**YOUR ASSIGNMENT:**
Below are the records; pull every line that includes "group".

**EXTRACTED RECORDS:**
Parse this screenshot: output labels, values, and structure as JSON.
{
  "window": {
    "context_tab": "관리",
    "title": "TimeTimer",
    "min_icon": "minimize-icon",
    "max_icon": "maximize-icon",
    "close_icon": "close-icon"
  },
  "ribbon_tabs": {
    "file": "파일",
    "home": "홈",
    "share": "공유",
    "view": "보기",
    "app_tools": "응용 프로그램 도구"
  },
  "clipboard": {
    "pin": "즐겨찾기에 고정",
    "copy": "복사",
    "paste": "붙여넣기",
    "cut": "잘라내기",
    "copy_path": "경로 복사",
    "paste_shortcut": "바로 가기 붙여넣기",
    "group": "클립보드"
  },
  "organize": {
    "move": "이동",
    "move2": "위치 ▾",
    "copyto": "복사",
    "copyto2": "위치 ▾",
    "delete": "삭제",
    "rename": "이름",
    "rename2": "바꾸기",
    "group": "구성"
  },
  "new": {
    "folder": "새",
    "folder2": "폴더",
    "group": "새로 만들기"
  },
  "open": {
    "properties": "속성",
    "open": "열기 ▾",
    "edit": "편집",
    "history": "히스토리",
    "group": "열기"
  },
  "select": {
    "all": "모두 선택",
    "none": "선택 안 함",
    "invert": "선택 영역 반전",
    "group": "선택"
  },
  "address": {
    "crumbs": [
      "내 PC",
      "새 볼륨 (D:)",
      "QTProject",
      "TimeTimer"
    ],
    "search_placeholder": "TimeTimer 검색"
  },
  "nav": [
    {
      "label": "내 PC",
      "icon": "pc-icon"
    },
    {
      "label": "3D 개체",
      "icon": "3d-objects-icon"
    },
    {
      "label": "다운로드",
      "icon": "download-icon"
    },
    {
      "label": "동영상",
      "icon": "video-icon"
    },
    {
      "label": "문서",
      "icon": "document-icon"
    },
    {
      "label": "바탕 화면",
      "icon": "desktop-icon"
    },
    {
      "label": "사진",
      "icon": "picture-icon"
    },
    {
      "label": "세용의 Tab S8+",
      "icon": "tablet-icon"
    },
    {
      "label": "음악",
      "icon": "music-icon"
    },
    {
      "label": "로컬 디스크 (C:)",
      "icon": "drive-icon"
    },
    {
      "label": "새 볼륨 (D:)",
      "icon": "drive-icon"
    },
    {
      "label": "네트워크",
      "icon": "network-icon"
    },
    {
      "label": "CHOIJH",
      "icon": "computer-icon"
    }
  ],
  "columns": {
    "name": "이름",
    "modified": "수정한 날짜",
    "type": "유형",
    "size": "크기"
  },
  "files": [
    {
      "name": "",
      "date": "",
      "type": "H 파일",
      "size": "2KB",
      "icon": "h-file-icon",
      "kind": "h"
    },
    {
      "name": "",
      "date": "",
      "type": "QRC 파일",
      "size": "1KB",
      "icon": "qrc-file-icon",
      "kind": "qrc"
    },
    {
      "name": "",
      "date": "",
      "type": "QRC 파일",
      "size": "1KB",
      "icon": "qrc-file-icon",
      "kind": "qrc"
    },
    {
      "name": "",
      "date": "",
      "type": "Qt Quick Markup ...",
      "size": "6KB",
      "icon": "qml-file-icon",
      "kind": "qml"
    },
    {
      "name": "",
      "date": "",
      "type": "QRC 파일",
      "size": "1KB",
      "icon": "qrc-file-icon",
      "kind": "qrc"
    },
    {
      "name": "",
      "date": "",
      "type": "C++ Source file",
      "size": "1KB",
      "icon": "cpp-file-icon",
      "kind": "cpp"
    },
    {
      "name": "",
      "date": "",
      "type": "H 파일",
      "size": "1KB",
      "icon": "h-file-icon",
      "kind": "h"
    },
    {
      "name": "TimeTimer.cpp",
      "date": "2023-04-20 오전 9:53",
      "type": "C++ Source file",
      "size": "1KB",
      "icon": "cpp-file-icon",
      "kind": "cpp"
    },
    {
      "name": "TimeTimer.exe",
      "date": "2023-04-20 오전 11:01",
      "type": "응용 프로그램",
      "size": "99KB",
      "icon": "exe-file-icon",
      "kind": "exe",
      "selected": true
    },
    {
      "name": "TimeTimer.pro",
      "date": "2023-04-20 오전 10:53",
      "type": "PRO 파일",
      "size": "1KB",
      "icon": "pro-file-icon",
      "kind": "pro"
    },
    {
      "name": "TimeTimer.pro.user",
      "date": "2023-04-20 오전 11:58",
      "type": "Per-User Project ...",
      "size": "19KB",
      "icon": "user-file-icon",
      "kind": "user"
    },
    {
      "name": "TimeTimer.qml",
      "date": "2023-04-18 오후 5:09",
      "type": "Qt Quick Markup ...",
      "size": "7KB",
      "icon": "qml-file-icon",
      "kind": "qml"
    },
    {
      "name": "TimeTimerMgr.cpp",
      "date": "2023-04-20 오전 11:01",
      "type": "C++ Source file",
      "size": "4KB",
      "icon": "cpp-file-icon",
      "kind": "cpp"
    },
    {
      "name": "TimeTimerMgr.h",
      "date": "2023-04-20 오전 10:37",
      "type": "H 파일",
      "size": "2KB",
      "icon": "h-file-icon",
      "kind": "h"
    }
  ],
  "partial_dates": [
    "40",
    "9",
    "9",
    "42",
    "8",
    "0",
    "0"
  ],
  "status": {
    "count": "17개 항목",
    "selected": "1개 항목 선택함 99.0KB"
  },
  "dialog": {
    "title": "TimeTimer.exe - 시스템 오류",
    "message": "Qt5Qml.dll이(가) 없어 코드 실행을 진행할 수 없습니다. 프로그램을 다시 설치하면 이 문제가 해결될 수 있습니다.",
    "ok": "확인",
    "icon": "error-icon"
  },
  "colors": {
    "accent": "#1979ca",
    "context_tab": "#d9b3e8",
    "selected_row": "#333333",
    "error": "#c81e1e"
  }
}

**TASK RESULT:**
    "group": "클립보드"
    "group": "구성"
    "group": "새로 만들기"
    "group": "열기"
    "group": "선택"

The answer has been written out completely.